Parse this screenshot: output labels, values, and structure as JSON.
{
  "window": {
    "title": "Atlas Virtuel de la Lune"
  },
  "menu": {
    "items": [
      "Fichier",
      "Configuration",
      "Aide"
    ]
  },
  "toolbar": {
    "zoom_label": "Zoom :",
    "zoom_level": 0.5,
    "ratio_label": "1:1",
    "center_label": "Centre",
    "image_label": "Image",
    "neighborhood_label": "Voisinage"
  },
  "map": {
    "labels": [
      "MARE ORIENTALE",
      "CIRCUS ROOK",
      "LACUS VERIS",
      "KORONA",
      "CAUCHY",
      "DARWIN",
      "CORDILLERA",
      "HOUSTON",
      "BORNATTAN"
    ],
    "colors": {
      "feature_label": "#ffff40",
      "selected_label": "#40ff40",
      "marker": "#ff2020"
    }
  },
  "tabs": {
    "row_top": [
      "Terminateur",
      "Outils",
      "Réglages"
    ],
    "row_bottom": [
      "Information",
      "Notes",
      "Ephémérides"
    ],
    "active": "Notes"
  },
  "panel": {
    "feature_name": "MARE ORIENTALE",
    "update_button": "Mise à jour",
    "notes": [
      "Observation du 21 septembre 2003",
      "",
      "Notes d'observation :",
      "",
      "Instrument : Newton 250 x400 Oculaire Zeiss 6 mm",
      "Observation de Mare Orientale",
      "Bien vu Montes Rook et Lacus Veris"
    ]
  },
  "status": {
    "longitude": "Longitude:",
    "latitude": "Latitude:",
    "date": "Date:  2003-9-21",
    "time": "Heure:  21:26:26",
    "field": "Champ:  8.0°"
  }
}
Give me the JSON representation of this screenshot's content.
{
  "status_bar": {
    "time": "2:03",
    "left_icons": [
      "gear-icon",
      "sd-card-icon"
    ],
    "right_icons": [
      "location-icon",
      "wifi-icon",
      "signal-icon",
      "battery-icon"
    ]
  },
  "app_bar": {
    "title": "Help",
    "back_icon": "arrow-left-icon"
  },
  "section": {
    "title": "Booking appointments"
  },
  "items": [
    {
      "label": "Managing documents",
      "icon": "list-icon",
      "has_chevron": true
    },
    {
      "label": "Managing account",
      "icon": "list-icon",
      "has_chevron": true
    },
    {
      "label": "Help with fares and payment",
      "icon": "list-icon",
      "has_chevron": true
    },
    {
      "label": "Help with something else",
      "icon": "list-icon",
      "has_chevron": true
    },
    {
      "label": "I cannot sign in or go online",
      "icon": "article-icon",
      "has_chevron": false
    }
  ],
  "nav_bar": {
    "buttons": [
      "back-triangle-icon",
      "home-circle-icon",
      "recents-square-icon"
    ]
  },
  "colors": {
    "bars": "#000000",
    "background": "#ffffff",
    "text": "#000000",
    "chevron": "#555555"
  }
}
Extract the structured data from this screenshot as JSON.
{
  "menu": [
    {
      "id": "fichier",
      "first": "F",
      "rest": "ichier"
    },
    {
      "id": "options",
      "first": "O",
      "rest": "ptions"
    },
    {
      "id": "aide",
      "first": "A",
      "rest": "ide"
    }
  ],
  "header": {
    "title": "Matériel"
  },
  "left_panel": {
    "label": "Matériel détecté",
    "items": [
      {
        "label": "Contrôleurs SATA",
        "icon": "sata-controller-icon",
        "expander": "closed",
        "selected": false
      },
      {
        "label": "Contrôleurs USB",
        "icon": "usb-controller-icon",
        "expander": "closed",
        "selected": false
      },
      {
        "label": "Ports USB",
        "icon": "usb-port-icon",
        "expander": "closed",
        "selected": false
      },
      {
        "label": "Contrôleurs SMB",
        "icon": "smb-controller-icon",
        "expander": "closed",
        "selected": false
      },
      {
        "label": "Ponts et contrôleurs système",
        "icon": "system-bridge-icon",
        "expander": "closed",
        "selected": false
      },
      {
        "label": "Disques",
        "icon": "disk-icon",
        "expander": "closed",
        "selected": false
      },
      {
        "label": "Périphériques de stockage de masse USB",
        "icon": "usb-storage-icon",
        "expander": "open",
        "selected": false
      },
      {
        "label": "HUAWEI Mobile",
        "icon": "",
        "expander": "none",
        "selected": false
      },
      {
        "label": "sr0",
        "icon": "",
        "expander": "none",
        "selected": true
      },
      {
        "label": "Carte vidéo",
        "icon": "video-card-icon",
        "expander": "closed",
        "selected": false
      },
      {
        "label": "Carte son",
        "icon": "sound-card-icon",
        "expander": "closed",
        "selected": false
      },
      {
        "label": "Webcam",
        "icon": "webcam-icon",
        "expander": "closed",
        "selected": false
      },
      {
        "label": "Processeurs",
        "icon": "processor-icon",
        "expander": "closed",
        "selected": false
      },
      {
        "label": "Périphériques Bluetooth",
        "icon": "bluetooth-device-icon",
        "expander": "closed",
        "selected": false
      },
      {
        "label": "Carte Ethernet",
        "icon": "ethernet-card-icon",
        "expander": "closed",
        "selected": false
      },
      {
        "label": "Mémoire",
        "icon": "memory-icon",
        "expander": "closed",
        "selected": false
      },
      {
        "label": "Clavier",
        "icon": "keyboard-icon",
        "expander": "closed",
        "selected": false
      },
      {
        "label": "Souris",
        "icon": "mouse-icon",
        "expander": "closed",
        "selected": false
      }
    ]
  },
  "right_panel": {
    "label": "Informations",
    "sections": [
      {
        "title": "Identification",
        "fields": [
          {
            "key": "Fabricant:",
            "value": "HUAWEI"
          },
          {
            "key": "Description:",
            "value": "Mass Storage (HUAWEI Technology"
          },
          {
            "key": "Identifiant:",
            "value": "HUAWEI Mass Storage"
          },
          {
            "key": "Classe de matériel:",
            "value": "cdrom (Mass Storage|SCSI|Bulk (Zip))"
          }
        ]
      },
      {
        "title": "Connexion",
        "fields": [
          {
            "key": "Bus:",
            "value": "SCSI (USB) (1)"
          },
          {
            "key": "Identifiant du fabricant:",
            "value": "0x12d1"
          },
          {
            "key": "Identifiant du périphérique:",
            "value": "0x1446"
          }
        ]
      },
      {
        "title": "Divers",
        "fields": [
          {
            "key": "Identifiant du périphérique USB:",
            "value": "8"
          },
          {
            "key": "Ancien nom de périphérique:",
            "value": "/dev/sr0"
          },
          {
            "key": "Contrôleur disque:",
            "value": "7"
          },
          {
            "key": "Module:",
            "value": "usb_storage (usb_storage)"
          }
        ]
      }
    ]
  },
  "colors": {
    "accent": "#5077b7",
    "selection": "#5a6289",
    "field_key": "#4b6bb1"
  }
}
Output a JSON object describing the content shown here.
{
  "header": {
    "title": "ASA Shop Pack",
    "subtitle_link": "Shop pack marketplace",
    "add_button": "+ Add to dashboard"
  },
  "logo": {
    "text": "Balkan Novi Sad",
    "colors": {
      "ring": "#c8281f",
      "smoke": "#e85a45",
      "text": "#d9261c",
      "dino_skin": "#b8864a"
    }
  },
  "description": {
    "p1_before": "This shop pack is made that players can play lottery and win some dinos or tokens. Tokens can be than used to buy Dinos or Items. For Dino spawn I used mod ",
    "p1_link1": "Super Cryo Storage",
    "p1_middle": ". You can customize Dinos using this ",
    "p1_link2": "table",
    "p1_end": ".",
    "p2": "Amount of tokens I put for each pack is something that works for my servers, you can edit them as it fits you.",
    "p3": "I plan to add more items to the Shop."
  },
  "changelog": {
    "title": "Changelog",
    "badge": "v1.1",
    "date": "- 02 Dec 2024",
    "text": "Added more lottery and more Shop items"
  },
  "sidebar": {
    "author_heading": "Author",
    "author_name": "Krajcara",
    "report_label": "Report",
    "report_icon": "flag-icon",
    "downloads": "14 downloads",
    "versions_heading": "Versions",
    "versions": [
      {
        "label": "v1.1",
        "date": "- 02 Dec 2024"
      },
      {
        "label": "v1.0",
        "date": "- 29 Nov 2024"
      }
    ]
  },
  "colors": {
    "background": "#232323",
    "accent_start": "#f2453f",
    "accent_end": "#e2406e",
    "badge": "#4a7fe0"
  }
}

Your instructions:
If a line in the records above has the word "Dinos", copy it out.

Answer:
    "p1_before": "This shop pack is made that players can play lottery and win some dinos or tokens. Tokens can be than used to buy Dinos or Items. For Dino spawn I used mod ",
    "p1_middle": ". You can customize Dinos using this ",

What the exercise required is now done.